* **REQUIREMENT**:
Reproduce the data below in full. Nothing should differ from the original.

Excerpts from a dataset:
________________________________________

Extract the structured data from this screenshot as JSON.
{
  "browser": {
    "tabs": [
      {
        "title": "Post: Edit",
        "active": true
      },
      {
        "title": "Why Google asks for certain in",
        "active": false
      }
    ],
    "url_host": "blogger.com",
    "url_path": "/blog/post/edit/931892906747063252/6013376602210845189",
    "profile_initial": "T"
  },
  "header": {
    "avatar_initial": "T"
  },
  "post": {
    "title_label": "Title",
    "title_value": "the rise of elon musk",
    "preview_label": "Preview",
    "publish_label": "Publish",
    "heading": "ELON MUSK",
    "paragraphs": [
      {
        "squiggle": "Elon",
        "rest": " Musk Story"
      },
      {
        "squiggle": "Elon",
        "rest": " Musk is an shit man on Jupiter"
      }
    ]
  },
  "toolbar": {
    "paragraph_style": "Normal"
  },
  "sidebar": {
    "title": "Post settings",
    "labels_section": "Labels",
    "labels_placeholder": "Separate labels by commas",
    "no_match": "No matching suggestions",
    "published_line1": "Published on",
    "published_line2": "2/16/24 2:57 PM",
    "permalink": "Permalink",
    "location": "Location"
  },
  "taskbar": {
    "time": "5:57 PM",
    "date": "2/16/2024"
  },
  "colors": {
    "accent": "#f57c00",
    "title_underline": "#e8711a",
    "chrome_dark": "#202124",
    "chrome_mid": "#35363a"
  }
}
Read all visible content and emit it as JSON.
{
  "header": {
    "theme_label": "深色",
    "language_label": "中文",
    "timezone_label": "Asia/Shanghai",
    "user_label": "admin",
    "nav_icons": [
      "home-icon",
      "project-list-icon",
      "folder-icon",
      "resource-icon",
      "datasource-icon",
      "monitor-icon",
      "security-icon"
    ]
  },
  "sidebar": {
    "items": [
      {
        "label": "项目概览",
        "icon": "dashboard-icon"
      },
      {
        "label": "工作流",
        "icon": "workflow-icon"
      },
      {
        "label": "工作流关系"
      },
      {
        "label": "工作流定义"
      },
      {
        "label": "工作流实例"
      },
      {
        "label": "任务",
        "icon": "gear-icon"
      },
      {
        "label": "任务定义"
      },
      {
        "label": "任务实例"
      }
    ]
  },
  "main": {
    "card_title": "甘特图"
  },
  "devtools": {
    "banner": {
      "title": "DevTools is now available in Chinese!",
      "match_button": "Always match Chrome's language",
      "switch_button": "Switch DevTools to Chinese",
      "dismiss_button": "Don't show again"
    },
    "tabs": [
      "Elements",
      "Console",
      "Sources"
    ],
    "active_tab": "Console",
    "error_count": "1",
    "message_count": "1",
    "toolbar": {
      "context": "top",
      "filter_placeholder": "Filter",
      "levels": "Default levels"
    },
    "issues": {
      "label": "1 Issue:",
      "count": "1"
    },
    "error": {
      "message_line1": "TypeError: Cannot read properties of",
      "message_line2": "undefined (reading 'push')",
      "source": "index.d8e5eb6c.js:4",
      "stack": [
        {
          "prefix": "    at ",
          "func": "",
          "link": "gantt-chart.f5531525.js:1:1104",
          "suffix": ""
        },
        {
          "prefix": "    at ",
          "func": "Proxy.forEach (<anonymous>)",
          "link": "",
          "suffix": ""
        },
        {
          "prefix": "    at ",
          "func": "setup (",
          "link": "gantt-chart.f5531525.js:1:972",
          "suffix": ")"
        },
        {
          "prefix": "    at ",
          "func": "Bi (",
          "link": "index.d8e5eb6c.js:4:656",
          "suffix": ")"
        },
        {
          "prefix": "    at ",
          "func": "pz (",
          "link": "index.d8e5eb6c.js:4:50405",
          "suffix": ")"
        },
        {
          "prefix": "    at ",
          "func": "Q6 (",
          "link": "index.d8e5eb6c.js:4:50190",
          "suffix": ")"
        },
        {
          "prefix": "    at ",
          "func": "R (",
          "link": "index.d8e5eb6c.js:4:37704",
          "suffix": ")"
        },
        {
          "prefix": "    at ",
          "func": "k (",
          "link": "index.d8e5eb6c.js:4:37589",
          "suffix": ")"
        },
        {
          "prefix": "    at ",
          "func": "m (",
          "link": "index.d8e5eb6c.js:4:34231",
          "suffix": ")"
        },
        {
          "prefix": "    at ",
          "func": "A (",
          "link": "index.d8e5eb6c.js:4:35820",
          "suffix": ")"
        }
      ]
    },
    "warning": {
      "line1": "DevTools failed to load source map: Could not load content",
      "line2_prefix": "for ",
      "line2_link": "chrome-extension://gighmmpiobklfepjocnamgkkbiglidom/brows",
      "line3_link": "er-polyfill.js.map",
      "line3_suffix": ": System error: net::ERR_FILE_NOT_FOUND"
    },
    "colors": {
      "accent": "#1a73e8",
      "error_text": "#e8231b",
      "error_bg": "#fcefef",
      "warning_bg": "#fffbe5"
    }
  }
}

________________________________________

* **TASK RESPONSE**:
Extract the structured data from this screenshot as JSON.
{
  "browser": {
    "tabs": [
      {
        "title": "Post: Edit",
        "active": true
      },
      {
        "title": "Why Google asks for certain in",
        "active": false
      }
    ],
    "url_host": "blogger.com",
    "url_path": "/blog/post/edit/931892906747063252/6013376602210845189",
    "profile_initial": "T"
  },
  "header": {
    "avatar_initial": "T"
  },
  "post": {
    "title_label": "Title",
    "title_value": "the rise of elon musk",
    "preview_label": "Preview",
    "publish_label": "Publish",
    "heading": "ELON MUSK",
    "paragraphs": [
      {
        "squiggle": "Elon",
        "rest": " Musk Story"
      },
      {
        "squiggle": "Elon",
        "rest": " Musk is an shit man on Jupiter"
      }
    ]
  },
  "toolbar": {
    "paragraph_style": "Normal"
  },
  "sidebar": {
    "title": "Post settings",
    "labels_section": "Labels",
    "labels_placeholder": "Separate labels by commas",
    "no_match": "No matching suggestions",
    "published_line1": "Published on",
    "published_line2": "2/16/24 2:57 PM",
    "permalink": "Permalink",
    "location": "Location"
  },
  "taskbar": {
    "time": "5:57 PM",
    "date": "2/16/2024"
  },
  "colors": {
    "accent": "#f57c00",
    "title_underline": "#e8711a",
    "chrome_dark": "#202124",
    "chrome_mid": "#35363a"
  }
}
Read all visible content and emit it as JSON.
{
  "header": {
    "theme_label": "深色",
    "language_label": "中文",
    "timezone_label": "Asia/Shanghai",
    "user_label": "admin",
    "nav_icons": [
      "home-icon",
      "project-list-icon",
      "folder-icon",
      "resource-icon",
      "datasource-icon",
      "monitor-icon",
      "security-icon"
    ]
  },
  "sidebar": {
    "items": [
      {
        "label": "项目概览",
        "icon": "dashboard-icon"
      },
      {
        "label": "工作流",
        "icon": "workflow-icon"
      },
      {
        "label": "工作流关系"
      },
      {
        "label": "工作流定义"
      },
      {
        "label": "工作流实例"
      },
      {
        "label": "任务",
        "icon": "gear-icon"
      },
      {
        "label": "任务定义"
      },
      {
        "label": "任务实例"
      }
    ]
  },
  "main": {
    "card_title": "甘特图"
  },
  "devtools": {
    "banner": {
      "title": "DevTools is now available in Chinese!",
      "match_button": "Always match Chrome's language",
      "switch_button": "Switch DevTools to Chinese",
      "dismiss_button": "Don't show again"
    },
    "tabs": [
      "Elements",
      "Console",
      "Sources"
    ],
    "active_tab": "Console",
    "error_count": "1",
    "message_count": "1",
    "toolbar": {
      "context": "top",
      "filter_placeholder": "Filter",
      "levels": "Default levels"
    },
    "issues": {
      "label": "1 Issue:",
      "count": "1"
    },
    "error": {
      "message_line1": "TypeError: Cannot read properties of",
      "message_line2": "undefined (reading 'push')",
      "source": "index.d8e5eb6c.js:4",
      "stack": [
        {
          "prefix": "    at ",
          "func": "",
          "link": "gantt-chart.f5531525.js:1:1104",
          "suffix": ""
        },
        {
          "prefix": "    at ",
          "func": "Proxy.forEach (<anonymous>)",
          "link": "",
          "suffix": ""
        },
        {
          "prefix": "    at ",
          "func": "setup (",
          "link": "gantt-chart.f5531525.js:1:972",
          "suffix": ")"
        },
        {
          "prefix": "    at ",
          "func": "Bi (",
          "link": "index.d8e5eb6c.js:4:656",
          "suffix": ")"
        },
        {
          "prefix": "    at ",
          "func": "pz (",
          "link": "index.d8e5eb6c.js:4:50405",
          "suffix": ")"
        },
        {
          "prefix": "    at ",
          "func": "Q6 (",
          "link": "index.d8e5eb6c.js:4:50190",
          "suffix": ")"
        },
        {
          "prefix": "    at ",
          "func": "R (",
          "link": "index.d8e5eb6c.js:4:37704",
          "suffix": ")"
        },
        {
          "prefix": "    at ",
          "func": "k (",
          "link": "index.d8e5eb6c.js:4:37589",
          "suffix": ")"
        },
        {
          "prefix": "    at ",
          "func": "m (",
          "link": "index.d8e5eb6c.js:4:34231",
          "suffix": ")"
        },
        {
          "prefix": "    at ",
          "func": "A (",
          "link": "index.d8e5eb6c.js:4:35820",
          "suffix": ")"
        }
      ]
    },
    "warning": {
      "line1": "DevTools failed to load source map: Could not load content",
      "line2_prefix": "for ",
      "line2_link": "chrome-extension://gighmmpiobklfepjocnamgkkbiglidom/brows",
      "line3_link": "er-polyfill.js.map",
      "line3_suffix": ": System error: net::ERR_FILE_NOT_FOUND"
    },
    "colors": {
      "accent": "#1a73e8",
      "error_text": "#e8231b",
      "error_bg": "#fcefef",
      "warning_bg": "#fffbe5"
    }
  }
}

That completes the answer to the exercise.